### What you should do
The word "Modify" marks the lines to find; copy every such line from the data below.

BEGIN Information given

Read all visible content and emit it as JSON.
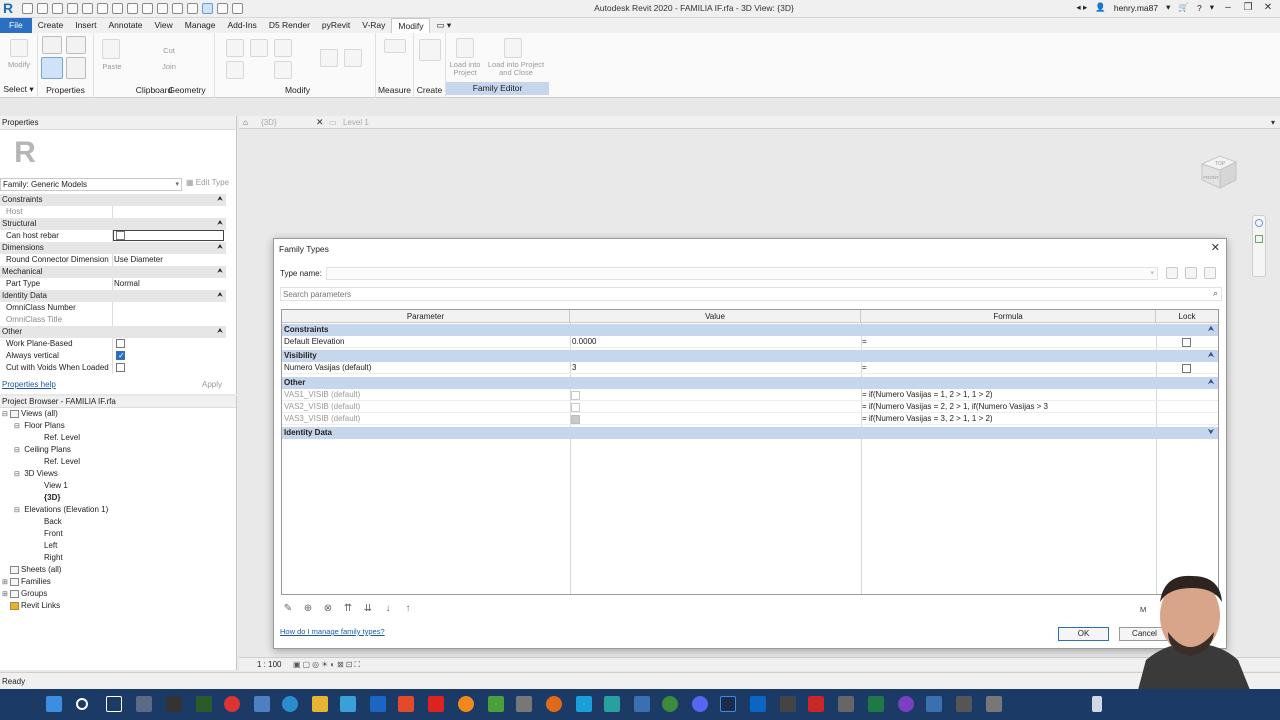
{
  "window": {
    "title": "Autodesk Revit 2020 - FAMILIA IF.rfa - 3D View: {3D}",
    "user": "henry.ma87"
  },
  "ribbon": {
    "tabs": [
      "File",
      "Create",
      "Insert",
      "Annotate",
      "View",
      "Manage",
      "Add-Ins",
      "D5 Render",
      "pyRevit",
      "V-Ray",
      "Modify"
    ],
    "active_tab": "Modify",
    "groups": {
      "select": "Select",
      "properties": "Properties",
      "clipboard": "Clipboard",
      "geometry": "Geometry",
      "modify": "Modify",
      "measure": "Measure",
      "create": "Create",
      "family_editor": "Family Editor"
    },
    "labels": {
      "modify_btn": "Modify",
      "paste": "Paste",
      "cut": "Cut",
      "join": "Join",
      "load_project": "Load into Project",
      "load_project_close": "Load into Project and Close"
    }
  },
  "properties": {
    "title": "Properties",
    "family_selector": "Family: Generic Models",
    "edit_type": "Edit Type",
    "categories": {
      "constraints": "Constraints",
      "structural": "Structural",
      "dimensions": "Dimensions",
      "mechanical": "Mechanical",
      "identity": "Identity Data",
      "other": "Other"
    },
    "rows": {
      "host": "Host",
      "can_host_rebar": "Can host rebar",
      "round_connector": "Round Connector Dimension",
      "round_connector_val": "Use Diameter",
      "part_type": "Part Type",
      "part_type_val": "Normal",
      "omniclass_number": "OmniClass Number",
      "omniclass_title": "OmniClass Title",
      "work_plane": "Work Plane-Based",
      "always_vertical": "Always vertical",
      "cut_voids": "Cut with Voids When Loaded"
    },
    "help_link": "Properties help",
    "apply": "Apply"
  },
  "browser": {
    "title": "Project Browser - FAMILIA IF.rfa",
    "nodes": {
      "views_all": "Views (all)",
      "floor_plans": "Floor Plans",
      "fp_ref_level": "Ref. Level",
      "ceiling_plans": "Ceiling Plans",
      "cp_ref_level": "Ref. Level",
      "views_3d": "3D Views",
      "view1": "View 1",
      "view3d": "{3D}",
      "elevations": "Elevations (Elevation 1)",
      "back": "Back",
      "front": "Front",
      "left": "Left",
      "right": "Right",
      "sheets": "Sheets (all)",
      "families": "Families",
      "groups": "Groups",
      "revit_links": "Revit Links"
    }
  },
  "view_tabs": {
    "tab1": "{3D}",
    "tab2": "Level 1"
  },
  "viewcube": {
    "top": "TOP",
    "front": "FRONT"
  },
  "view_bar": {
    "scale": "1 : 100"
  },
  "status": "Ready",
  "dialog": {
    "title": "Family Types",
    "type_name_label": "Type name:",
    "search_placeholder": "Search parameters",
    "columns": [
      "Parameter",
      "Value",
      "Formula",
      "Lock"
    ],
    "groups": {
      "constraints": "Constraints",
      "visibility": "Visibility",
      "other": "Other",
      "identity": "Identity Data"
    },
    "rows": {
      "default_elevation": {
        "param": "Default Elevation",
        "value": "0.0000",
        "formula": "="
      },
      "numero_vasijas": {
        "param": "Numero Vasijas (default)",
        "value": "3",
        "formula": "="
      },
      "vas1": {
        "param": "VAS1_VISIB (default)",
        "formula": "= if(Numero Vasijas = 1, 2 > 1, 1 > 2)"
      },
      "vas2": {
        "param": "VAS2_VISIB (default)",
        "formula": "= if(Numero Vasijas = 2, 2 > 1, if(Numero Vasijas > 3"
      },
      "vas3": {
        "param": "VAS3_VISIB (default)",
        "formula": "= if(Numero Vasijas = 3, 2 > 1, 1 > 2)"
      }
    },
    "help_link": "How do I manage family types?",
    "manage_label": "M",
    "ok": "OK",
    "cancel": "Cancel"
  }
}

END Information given

### Task output
      "Modify"
    "active_tab": "Modify",
      "modify": "Modify",
      "modify_btn": "Modify",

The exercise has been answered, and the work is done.